What is needed: Go through the records below and report each line with "暗いグレー" in it.

Extracted data entries:
────────────────────
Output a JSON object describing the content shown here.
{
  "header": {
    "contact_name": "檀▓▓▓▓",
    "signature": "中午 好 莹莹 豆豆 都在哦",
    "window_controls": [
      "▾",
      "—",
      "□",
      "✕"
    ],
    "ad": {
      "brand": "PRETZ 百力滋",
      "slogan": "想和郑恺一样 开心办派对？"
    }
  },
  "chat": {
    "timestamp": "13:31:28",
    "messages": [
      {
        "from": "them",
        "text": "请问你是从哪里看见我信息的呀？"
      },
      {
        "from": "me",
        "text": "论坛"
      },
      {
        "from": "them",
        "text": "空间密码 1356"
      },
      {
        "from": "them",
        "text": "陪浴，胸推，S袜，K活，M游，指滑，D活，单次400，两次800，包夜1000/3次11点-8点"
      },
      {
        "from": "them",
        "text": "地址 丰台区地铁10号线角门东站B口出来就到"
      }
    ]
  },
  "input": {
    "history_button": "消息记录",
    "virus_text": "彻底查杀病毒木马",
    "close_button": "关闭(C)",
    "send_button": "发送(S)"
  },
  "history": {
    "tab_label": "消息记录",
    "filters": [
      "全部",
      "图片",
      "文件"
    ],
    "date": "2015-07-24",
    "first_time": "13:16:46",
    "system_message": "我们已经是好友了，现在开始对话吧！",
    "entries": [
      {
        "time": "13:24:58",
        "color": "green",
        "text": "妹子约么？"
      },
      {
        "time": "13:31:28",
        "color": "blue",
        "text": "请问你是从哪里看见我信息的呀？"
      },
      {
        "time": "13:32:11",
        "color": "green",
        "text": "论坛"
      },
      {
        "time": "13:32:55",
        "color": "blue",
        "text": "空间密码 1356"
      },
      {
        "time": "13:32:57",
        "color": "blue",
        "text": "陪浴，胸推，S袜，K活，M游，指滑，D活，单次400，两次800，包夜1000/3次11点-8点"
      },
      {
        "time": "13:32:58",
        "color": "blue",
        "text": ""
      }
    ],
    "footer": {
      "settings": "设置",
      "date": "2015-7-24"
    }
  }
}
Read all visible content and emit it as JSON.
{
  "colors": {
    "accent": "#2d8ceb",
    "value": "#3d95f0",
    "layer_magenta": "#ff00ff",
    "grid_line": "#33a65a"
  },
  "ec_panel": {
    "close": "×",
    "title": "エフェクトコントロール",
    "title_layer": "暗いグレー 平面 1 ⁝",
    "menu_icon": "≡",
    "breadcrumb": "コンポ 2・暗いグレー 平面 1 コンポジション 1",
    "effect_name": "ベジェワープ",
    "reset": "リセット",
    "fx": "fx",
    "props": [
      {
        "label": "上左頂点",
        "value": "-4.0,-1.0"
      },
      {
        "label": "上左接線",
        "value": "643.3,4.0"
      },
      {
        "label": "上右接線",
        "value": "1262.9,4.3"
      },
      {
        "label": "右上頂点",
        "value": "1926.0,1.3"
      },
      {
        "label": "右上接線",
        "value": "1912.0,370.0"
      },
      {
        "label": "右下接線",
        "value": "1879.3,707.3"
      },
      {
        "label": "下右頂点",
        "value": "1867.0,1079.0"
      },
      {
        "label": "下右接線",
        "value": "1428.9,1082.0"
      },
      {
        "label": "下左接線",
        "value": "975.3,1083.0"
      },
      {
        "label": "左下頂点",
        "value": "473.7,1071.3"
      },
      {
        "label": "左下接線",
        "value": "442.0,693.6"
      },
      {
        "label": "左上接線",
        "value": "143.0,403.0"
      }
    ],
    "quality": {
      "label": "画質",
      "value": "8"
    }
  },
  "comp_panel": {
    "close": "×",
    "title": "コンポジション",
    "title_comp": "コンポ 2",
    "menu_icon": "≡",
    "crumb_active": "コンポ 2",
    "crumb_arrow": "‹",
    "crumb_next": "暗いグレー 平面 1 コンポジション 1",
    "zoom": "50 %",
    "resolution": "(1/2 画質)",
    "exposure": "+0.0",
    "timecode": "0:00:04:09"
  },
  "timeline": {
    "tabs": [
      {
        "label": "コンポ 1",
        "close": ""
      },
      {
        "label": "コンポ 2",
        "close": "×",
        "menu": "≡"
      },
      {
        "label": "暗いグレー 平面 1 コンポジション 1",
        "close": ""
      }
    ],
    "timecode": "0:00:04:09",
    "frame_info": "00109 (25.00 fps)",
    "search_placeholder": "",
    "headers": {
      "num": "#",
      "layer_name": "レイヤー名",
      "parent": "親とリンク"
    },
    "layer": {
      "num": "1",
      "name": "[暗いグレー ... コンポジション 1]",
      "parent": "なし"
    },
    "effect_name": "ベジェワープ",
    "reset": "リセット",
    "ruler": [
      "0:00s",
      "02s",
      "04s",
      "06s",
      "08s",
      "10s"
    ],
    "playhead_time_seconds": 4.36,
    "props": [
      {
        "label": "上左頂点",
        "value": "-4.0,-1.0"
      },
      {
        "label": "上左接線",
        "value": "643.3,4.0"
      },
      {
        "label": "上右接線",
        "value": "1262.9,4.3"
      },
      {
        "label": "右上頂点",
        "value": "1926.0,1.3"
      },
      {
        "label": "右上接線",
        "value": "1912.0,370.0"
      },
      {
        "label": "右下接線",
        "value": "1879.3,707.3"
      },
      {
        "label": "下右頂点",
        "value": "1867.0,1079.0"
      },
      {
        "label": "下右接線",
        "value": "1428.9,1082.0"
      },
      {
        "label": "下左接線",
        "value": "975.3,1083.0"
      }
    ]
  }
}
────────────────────
Solved exercise:
    "title_layer": "暗いグレー 平面 1 ⁝",
    "breadcrumb": "コンポ 2・暗いグレー 平面 1 コンポジション 1",
    "crumb_next": "暗いグレー 平面 1 コンポジション 1",
        "label": "暗いグレー 平面 1 コンポジション 1",
      "name": "[暗いグレー ... コンポジション 1]",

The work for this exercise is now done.